The Superintendent of the Detention Centre contacted the Director of Correctional Services and asked him to mobilise members of the Immediate Action Team from Berrimah Correctional Centre. The Action Team arrived at the Detention Centre, and in attempt to subdue Roper, used CS gas using a CS Fogger. In doing so, they exposed Webster, O’Shea, Binsaris and Austral to CS gas. CS gas is a form of tear gas.
The issue before the court was whether the use of a CS fogger to disperse CS gas was lawful.
Findings of the High Court
While the High Court came to a unanimous decision that the four detainees had a claim for damages, each Justice arrived at this finding for different reasons.
Justices Gordon and Edelman found that the use of a CS fogger was not lawful as it is a prohibited weapon under the Weapons Control Act (NT), unless an exemption applies. An exemption can in some circumstances be granted to a prison officer in a prison, however, a detention centre is not a prison and the detainees were not prisoners. Therefore, the use of the CS fogger was prohibited.
Chief Justice Kiefel and Justice Keane agreed with Justices Gordon and Edelman and added that a prison officer may only use a weapon to ‘maintain the security and good order of a prisoner or prison and only in a prison or police prison’. It was not part of the role of the prison officers from the Immediate Action Team to use a weapon in a youth detention centre.
Justice Gageler disagreed with other Justices, finding that the use of the CS fogger was within the power of the prison officers in an emergency situation.
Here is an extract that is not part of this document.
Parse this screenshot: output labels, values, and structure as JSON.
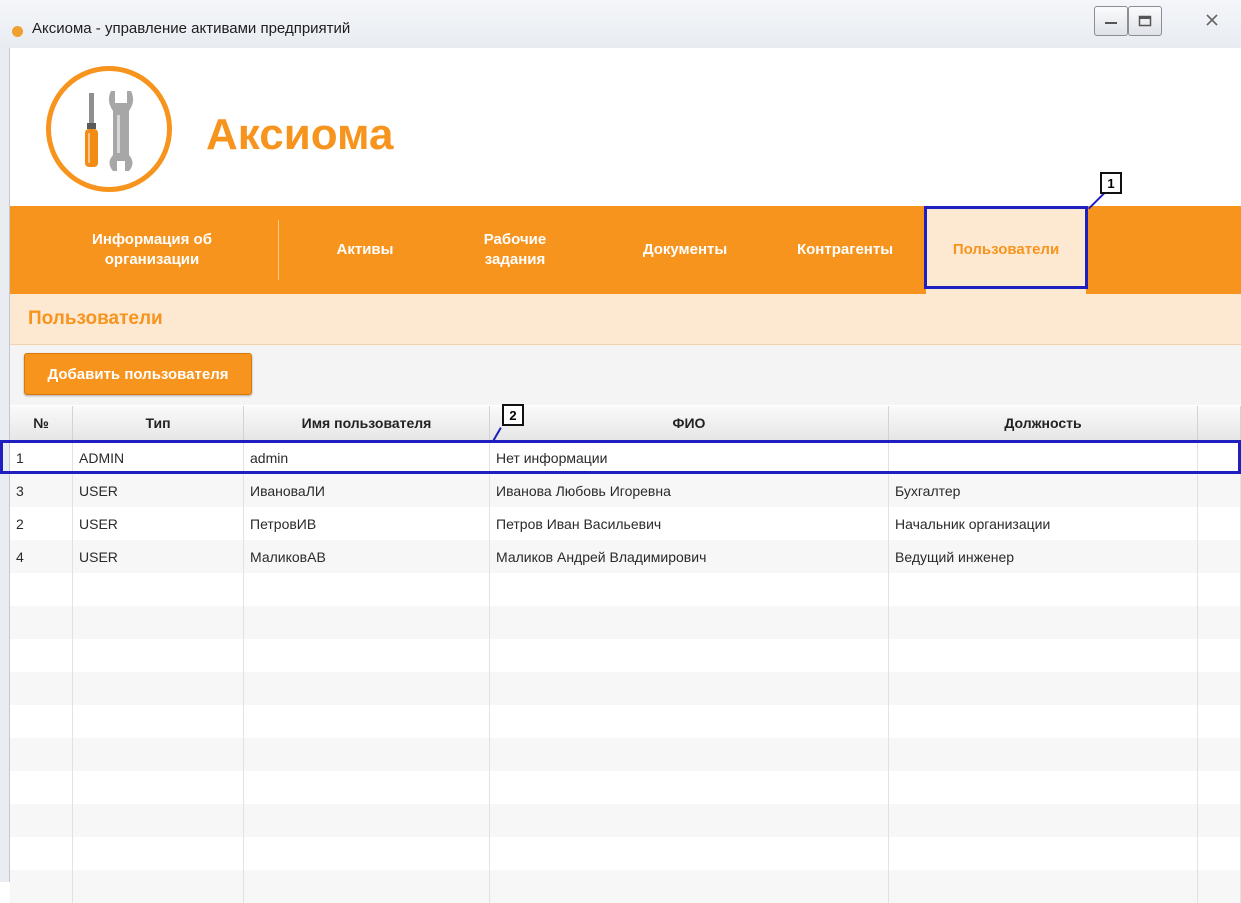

However, this exemption to the Weapons Control Act (NT), did not provide a defence against a bystander suffering collateral harm in the use of force.
Case citation: Binsaris v Northern Territory; Webster v Northern Territory; O’Shea v Northern Territory; Austral v Northern Territory  HCA 22